This weekend as Americans eat hot dogs, drink US-brewed beers and watch fireworks, they can be proud to be Americans for another reason -- it's the best country in the world for women entrepreneurs.
But, before we pat each other on the back too much, keep in mind that the bar is really quite low.
According to the results of Dell Technologies (Nasdaq: DELL)'s first-ever global Global Women Entrepreneur Leaders Scorecard and study released this week, the US had the highest average score across five categories Dell used to evaluate a woman entrepreneur's potential to thrive: business environments, gendered access, leadership and rights, pipeline for entrepreneurship and entrepreneurial leaders.
Of the 31 countries in the study, the US was number one, followed by Canada, Australia, Sweden and the UK rounding out the top five, while Tunisia, Egypt, India, Pakistan and Bangladesh brought up the rear as the worst five countries for women entrepreneurs.
More than 70% of all the countries studied, however, were below 50% when it came to meeting the basic conditions women entrepreneurs need to prosper.
The score that put US in the lead was a 71.4 out of 100, or a C- if it were a grade in school. In terms of percentage of women CEOs, female senior managers and women on corporate boards, it scored a measly 1.5 out of five. The report noted that only 13% of startups with women on their executive team and 3% of startups with women CEOs received venture capital funding in 2014.

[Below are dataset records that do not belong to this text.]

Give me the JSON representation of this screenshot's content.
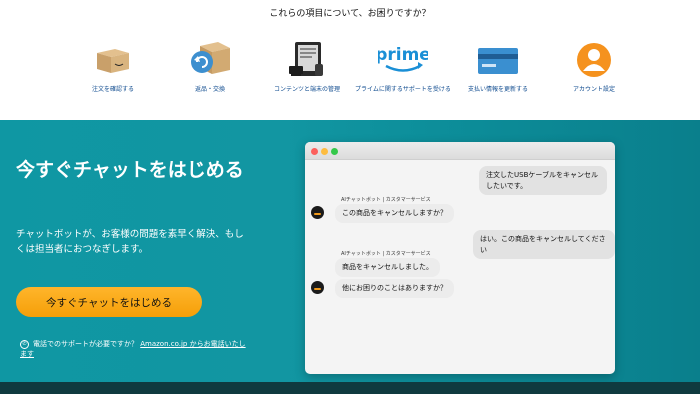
{
  "question": "これらの項目について、お困りですか？",
  "topics": [
    {
      "label": "注文を確認する",
      "icon": "box-icon"
    },
    {
      "label": "返品・交換",
      "icon": "return-box-icon"
    },
    {
      "label": "コンテンツと端末の管理",
      "icon": "devices-icon"
    },
    {
      "label": "プライムに関するサポートを受ける",
      "icon": "prime-logo-icon"
    },
    {
      "label": "支払い情報を更新する",
      "icon": "credit-card-icon"
    },
    {
      "label": "アカウント設定",
      "icon": "account-icon"
    }
  ],
  "prime_text": "prime",
  "hero": {
    "title": "今すぐチャットをはじめる",
    "description": "チャットボットが、お客様の問題を素早く解決、もしくは担当者におつなぎします。",
    "cta": "今すぐチャットをはじめる",
    "phone_text": "電話でのサポートが必要ですか？",
    "phone_link": "Amazon.co.jp からお電話いたします"
  },
  "chat": {
    "messages": [
      {
        "from": "user",
        "text": "注文したUSBケーブルをキャンセルしたいです。"
      },
      {
        "from": "bot",
        "meta": "AIチャットボット | カスタマーサービス",
        "text": "この商品をキャンセルしますか？"
      },
      {
        "from": "user",
        "text": "はい。この商品をキャンセルしてください"
      },
      {
        "from": "bot",
        "meta": "AIチャットボット | カスタマーサービス",
        "text": "商品をキャンセルしました。"
      },
      {
        "from": "bot",
        "text": "他にお困りのことはありますか？"
      }
    ]
  },
  "colors": {
    "hero_bg": "#1296a2",
    "cta": "#f8a61c",
    "link": "#0f4b8f",
    "prime": "#1a8fd6",
    "card": "#3a8fd0",
    "account": "#f5921e",
    "bottom_bar": "#0f3a3f"
  }
}
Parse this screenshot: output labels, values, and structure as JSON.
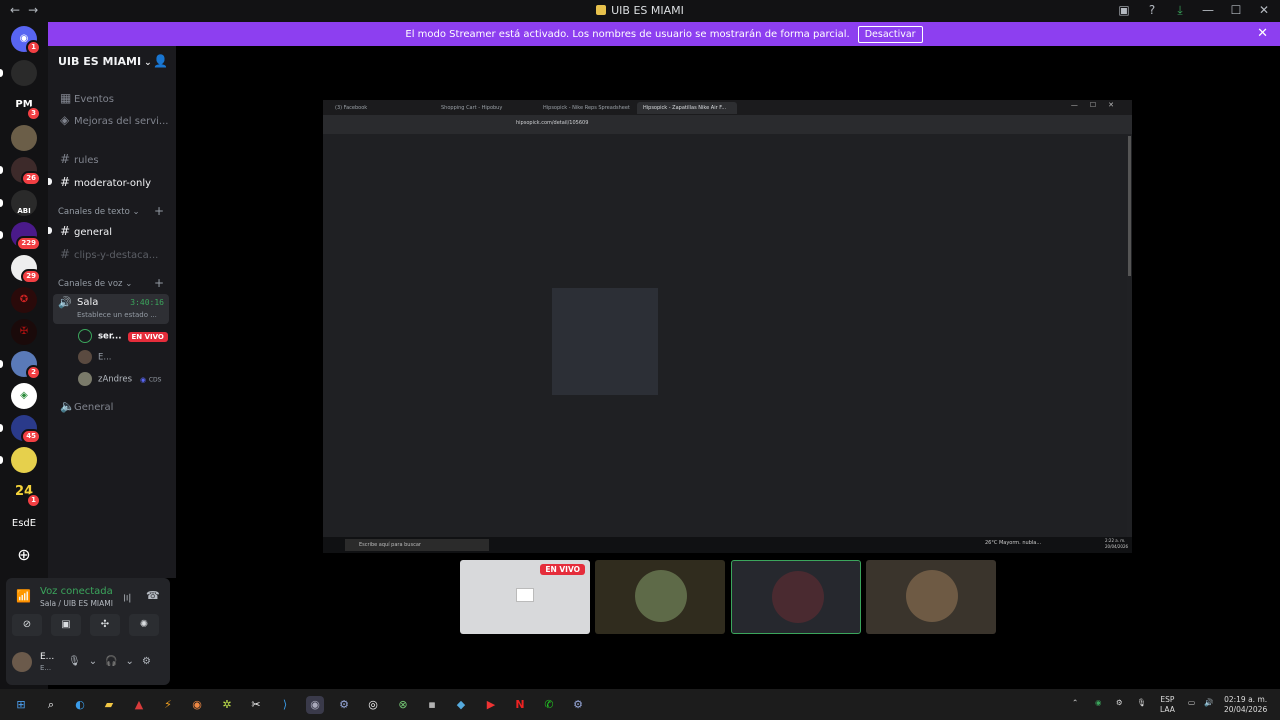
{
  "window": {
    "title": "UIB ES MIAMI",
    "nav_back": "←",
    "nav_forward": "→"
  },
  "banner": {
    "text": "El modo Streamer está activado. Los nombres de usuario se mostrarán de forma parcial.",
    "button": "Desactivar",
    "close": "✕"
  },
  "guilds": [
    {
      "label": "",
      "badge": "1"
    },
    {
      "label": "",
      "badge": ""
    },
    {
      "label": "PM",
      "badge": "3"
    },
    {
      "label": "",
      "badge": ""
    },
    {
      "label": "",
      "badge": "26"
    },
    {
      "label": "ABI",
      "badge": ""
    },
    {
      "label": "",
      "badge": "229"
    },
    {
      "label": "",
      "badge": "29"
    },
    {
      "label": "",
      "badge": ""
    },
    {
      "label": "",
      "badge": ""
    },
    {
      "label": "",
      "badge": "2"
    },
    {
      "label": "",
      "badge": ""
    },
    {
      "label": "",
      "badge": "45"
    },
    {
      "label": "",
      "badge": ""
    },
    {
      "label": "24",
      "badge": "1"
    },
    {
      "label": "EsdE",
      "badge": ""
    }
  ],
  "server": {
    "name": "UIB ES MIAMI",
    "events": "Eventos",
    "boosts": "Mejoras del servi...",
    "channels_top": [
      "rules",
      "moderator-only"
    ],
    "text_category": "Canales de texto",
    "text_channels": [
      "general",
      "clips-y-destaca..."
    ],
    "voice_category": "Canales de voz",
    "voice_active": {
      "name": "Sala",
      "time": "3:40:16",
      "status": "Establece un estado ..."
    },
    "voice_users": [
      {
        "name": "ser...",
        "live": "EN VIVO"
      },
      {
        "name": "E...",
        "live": ""
      },
      {
        "name": "zAndres",
        "live": "CDS"
      }
    ],
    "voice_other": "General"
  },
  "voice_panel": {
    "status": "Voz conectada",
    "location": "Sala / UIB ES MIAMI",
    "user": "E...",
    "user_status": "E..."
  },
  "stream": {
    "tabs": [
      "(3) Facebook",
      "Shopping Cart - Hipobuy",
      "Hipsopick - Nike Reps Spreadsheet",
      "Hipsopick - Zapatillas Nike Air F..."
    ],
    "url": "hipsopick.com/detail/105609",
    "taskbar_search": "Escribe aquí para buscar",
    "weather": "26°C  Mayorm. nubla...",
    "clock_time": "2:22 a. m.",
    "clock_date": "20/04/2026"
  },
  "tiles": {
    "live": "EN VIVO"
  },
  "taskbar": {
    "lang": "ESP",
    "lang2": "LAA",
    "time": "02:19 a. m.",
    "date": "20/04/2026"
  }
}
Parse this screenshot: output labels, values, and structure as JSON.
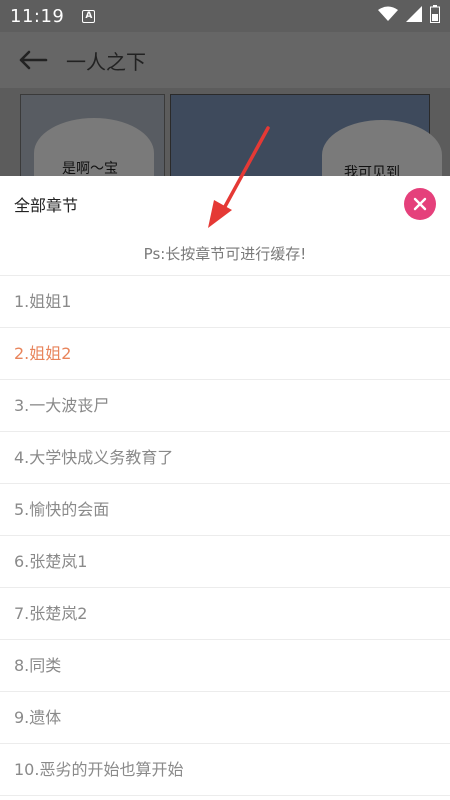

These rather dismal statistics are not all that surprising given the well-documented gender imbalance in the tech industry. The issue is twofold: Women entrepreneurs aren't getting enough recognition, resources and funding, and also there just aren't enough women entrepreneurs, in general. (See Breakfast of Champions: Women in Tech at BTE.)
Dell put out a series of recommendations to redress the balance with a focus on government policies like public-procurement contracts for women-owned businesses, initiatives for the private sector to promote women in leadership positions and provide equitable access to resources, changes in media coverage to focus on women and for individuals and investors to act as advocates. (See Vodafone: What's Good for Moms Is Good for Business and Women in Tech: People Skills Trump Tech Skills .)
"No single initiative, program or policy will level the playing field for high-impact female entrepreneurs: There is no 'silver bullet.' Therefore, a holistic approach is needed, with active engagement at all levels: from the government and corporations to the media and individuals," the report reads.
While a lot of change is needed -- and Dell makes great suggestions -- I would argue that the time is ripe for women in startups to get visibility, funding and recognition (in fact, it's the best time ever, but again, the bar was low). (See Women in Tech Coming Into Focus.)
Companies like Dell are bringing awareness to the issue and committing to do something about it through its partnership with the Cherie Blair Foundation to match female entrepreneurs to mentors. Others, like Intel Corp. (Nasdaq: INTC), are putting their money where their mouth is with a recent pledge to dedicate $125 million to women-led startups. And, others still -- carriers like Vodafone Group plc (NYSE: VOD) and AT&T Inc. (NYSE: T) included -- are making it a point to recruit talented women and encourage diversity on their teams. The tide is slowly starting to change. (See Calling All Women Startups! Intel Wants to Give You Money and New Cisco Leadership Favors Diversity.)
Leading the pack in Dell's study is a bragging point for the US, but bumping that C- up to an A+ will be the real badge of honor.
— Sarah Thomas, , Editorial Operations Director, Light Reading